Repeat the records exactly. Every line must match.

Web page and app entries
--

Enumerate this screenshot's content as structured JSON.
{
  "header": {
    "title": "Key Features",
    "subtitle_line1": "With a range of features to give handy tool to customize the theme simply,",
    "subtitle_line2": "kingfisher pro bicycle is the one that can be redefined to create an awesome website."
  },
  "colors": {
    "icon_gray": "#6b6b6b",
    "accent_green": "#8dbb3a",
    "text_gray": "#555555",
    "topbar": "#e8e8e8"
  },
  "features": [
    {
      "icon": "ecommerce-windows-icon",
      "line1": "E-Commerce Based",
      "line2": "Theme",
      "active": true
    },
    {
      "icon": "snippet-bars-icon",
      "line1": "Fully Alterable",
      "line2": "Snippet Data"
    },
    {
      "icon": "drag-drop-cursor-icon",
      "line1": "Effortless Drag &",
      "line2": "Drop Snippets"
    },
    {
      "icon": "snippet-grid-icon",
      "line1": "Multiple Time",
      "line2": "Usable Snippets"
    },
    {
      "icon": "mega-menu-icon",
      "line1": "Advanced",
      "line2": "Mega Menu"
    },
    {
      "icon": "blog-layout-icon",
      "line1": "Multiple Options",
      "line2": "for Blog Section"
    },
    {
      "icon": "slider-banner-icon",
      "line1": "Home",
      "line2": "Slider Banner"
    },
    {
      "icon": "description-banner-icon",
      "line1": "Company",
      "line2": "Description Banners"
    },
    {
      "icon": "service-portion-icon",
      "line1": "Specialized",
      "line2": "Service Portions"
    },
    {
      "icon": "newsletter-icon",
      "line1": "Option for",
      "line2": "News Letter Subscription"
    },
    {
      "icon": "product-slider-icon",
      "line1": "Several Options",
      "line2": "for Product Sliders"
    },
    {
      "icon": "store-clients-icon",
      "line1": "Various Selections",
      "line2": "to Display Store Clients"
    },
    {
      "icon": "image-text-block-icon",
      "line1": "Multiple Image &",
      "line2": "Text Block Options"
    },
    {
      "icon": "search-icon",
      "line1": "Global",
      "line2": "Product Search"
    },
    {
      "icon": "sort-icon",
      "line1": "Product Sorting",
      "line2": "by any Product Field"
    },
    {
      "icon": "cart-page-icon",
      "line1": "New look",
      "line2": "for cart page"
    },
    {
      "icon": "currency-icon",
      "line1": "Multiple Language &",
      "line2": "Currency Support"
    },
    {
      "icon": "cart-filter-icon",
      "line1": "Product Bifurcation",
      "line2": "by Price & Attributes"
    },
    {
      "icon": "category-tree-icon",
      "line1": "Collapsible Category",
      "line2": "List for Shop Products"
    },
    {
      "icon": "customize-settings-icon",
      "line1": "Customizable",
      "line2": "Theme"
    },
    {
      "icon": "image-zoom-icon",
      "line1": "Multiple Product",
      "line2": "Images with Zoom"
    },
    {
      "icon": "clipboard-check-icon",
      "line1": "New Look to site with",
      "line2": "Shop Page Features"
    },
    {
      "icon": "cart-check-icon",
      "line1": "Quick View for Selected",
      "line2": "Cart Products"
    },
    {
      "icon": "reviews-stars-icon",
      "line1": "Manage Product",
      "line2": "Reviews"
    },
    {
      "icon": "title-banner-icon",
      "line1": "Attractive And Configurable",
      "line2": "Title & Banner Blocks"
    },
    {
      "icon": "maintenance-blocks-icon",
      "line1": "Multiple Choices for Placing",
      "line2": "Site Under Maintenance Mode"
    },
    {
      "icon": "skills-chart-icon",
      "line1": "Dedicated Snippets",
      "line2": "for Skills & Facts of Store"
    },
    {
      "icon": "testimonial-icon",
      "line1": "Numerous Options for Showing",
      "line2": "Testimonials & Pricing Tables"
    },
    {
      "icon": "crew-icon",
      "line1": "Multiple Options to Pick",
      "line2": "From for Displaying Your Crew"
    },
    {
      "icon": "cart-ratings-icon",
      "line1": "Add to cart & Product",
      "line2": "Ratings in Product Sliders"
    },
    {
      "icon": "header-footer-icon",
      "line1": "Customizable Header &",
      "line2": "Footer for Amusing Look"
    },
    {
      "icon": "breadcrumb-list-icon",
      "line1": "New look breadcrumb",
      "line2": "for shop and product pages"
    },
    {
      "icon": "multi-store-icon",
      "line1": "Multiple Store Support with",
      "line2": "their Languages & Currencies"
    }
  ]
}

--

» REPLY:
Enumerate this screenshot's content as structured JSON.
{
  "header": {
    "title": "Key Features",
    "subtitle_line1": "With a range of features to give handy tool to customize the theme simply,",
    "subtitle_line2": "kingfisher pro bicycle is the one that can be redefined to create an awesome website."
  },
  "colors": {
    "icon_gray": "#6b6b6b",
    "accent_green": "#8dbb3a",
    "text_gray": "#555555",
    "topbar": "#e8e8e8"
  },
  "features": [
    {
      "icon": "ecommerce-windows-icon",
      "line1": "E-Commerce Based",
      "line2": "Theme",
      "active": true
    },
    {
      "icon": "snippet-bars-icon",
      "line1": "Fully Alterable",
      "line2": "Snippet Data"
    },
    {
      "icon": "drag-drop-cursor-icon",
      "line1": "Effortless Drag &",
      "line2": "Drop Snippets"
    },
    {
      "icon": "snippet-grid-icon",
      "line1": "Multiple Time",
      "line2": "Usable Snippets"
    },
    {
      "icon": "mega-menu-icon",
      "line1": "Advanced",
      "line2": "Mega Menu"
    },
    {
      "icon": "blog-layout-icon",
      "line1": "Multiple Options",
      "line2": "for Blog Section"
    },
    {
      "icon": "slider-banner-icon",
      "line1": "Home",
      "line2": "Slider Banner"
    },
    {
      "icon": "description-banner-icon",
      "line1": "Company",
      "line2": "Description Banners"
    },
    {
      "icon": "service-portion-icon",
      "line1": "Specialized",
      "line2": "Service Portions"
    },
    {
      "icon": "newsletter-icon",
      "line1": "Option for",
      "line2": "News Letter Subscription"
    },
    {
      "icon": "product-slider-icon",
      "line1": "Several Options",
      "line2": "for Product Sliders"
    },
    {
      "icon": "store-clients-icon",
      "line1": "Various Selections",
      "line2": "to Display Store Clients"
    },
    {
      "icon": "image-text-block-icon",
      "line1": "Multiple Image &",
      "line2": "Text Block Options"
    },
    {
      "icon": "search-icon",
      "line1": "Global",
      "line2": "Product Search"
    },
    {
      "icon": "sort-icon",
      "line1": "Product Sorting",
      "line2": "by any Product Field"
    },
    {
      "icon": "cart-page-icon",
      "line1": "New look",
      "line2": "for cart page"
    },
    {
      "icon": "currency-icon",
      "line1": "Multiple Language &",
      "line2": "Currency Support"
    },
    {
      "icon": "cart-filter-icon",
      "line1": "Product Bifurcation",
      "line2": "by Price & Attributes"
    },
    {
      "icon": "category-tree-icon",
      "line1": "Collapsible Category",
      "line2": "List for Shop Products"
    },
    {
      "icon": "customize-settings-icon",
      "line1": "Customizable",
      "line2": "Theme"
    },
    {
      "icon": "image-zoom-icon",
      "line1": "Multiple Product",
      "line2": "Images with Zoom"
    },
    {
      "icon": "clipboard-check-icon",
      "line1": "New Look to site with",
      "line2": "Shop Page Features"
    },
    {
      "icon": "cart-check-icon",
      "line1": "Quick View for Selected",
      "line2": "Cart Products"
    },
    {
      "icon": "reviews-stars-icon",
      "line1": "Manage Product",
      "line2": "Reviews"
    },
    {
      "icon": "title-banner-icon",
      "line1": "Attractive And Configurable",
      "line2": "Title & Banner Blocks"
    },
    {
      "icon": "maintenance-blocks-icon",
      "line1": "Multiple Choices for Placing",
      "line2": "Site Under Maintenance Mode"
    },
    {
      "icon": "skills-chart-icon",
      "line1": "Dedicated Snippets",
      "line2": "for Skills & Facts of Store"
    },
    {
      "icon": "testimonial-icon",
      "line1": "Numerous Options for Showing",
      "line2": "Testimonials & Pricing Tables"
    },
    {
      "icon": "crew-icon",
      "line1": "Multiple Options to Pick",
      "line2": "From for Displaying Your Crew"
    },
    {
      "icon": "cart-ratings-icon",
      "line1": "Add to cart & Product",
      "line2": "Ratings in Product Sliders"
    },
    {
      "icon": "header-footer-icon",
      "line1": "Customizable Header &",
      "line2": "Footer for Amusing Look"
    },
    {
      "icon": "breadcrumb-list-icon",
      "line1": "New look breadcrumb",
      "line2": "for shop and product pages"
    },
    {
      "icon": "multi-store-icon",
      "line1": "Multiple Store Support with",
      "line2": "their Languages & Currencies"
    }
  ]
}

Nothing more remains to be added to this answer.